Setting a Bad Example
We have all seen it many times before. That meeting organizer that comes into a meeting 25 minutes late. Everyone in the room respectfully held off starting the meeting and simply took care of busy work or catching up on social connections with others in the meeting. Time passed slowly and schedules later in the day started getting pushed back. Frustration was starting to fill the air. In a rushed flurry, the meeting organizer entered the room, briskly apologized for the tardiness. The excuse? Well, we have all heard them. They were on the phone, in another room, signing documents, caught up with an issue, another meeting ran over, delayed getting back from lunch, etc, etc, etc. All things considered, the apology and excuses wear thin. Making matters worse, the meeting organizer is the one who called the meeting. Are you feeling the familiar level of frustration yet? You bet you are! Use this example as a learning point and make sure you aren’t guilty of the same type of behavior. As a Lean Six Sigma professional, accountability and constant improvement starts with you first!
Accountability Starts At The Top
In our day-to-day work process, we are focused on eliminating waste from the organization. Sometimes your focus on organizational waste become so intense, you may be forgetting about how to improve yourself. As a Lean Six Sigma practitioner, your skill set is entirely focused on eliminating waste and constant quality improvement. Take the time to refocus those powerful tools and skills back on you. It is where it all begins. Here are some steps to get you to that:
- Define Yours – What is your definition of value? Just as the customer defines what is value and what is waste in our process, you must precisely define what is value in your day-to-day. Anything else is waste.
- Make an Assessment – Identify the waste in your own work. The seven wastes of lean provide a compass to guide you. Use your skills.
- Develop Solutions – Develop accurate and specific solutions for every example of waste. Don’t try applying a broad brush stroke. Be laser focused.
- Be Systematic – Waste will continue to creep if you don’t systematically practice habits to eliminate waste.
Living the Example
Get control of yourself and start eliminating waste in your daily process. Use your Lean Six Sigma practice and tools to eliminate the waste and propel you towards a more productive practice. Setting the example is a demand of your profession. Make it a daily habit to eliminate waste as an individual, then as an organization.

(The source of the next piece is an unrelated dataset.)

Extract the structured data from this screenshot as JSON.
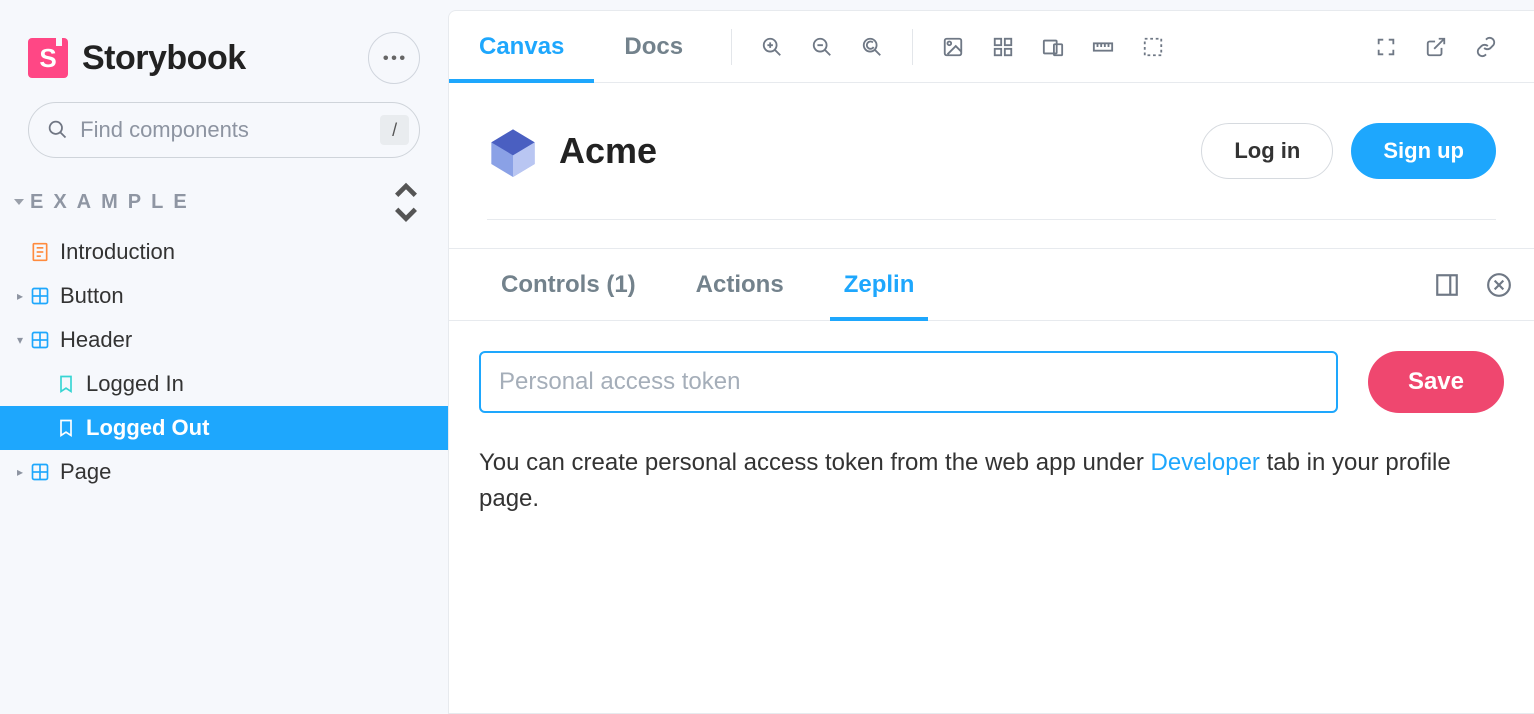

To learn more about applying lean to your daily life and work, check out the book A Factory of One, Applying Lean Principles to Banish Waste and Improve Your Personal Performance.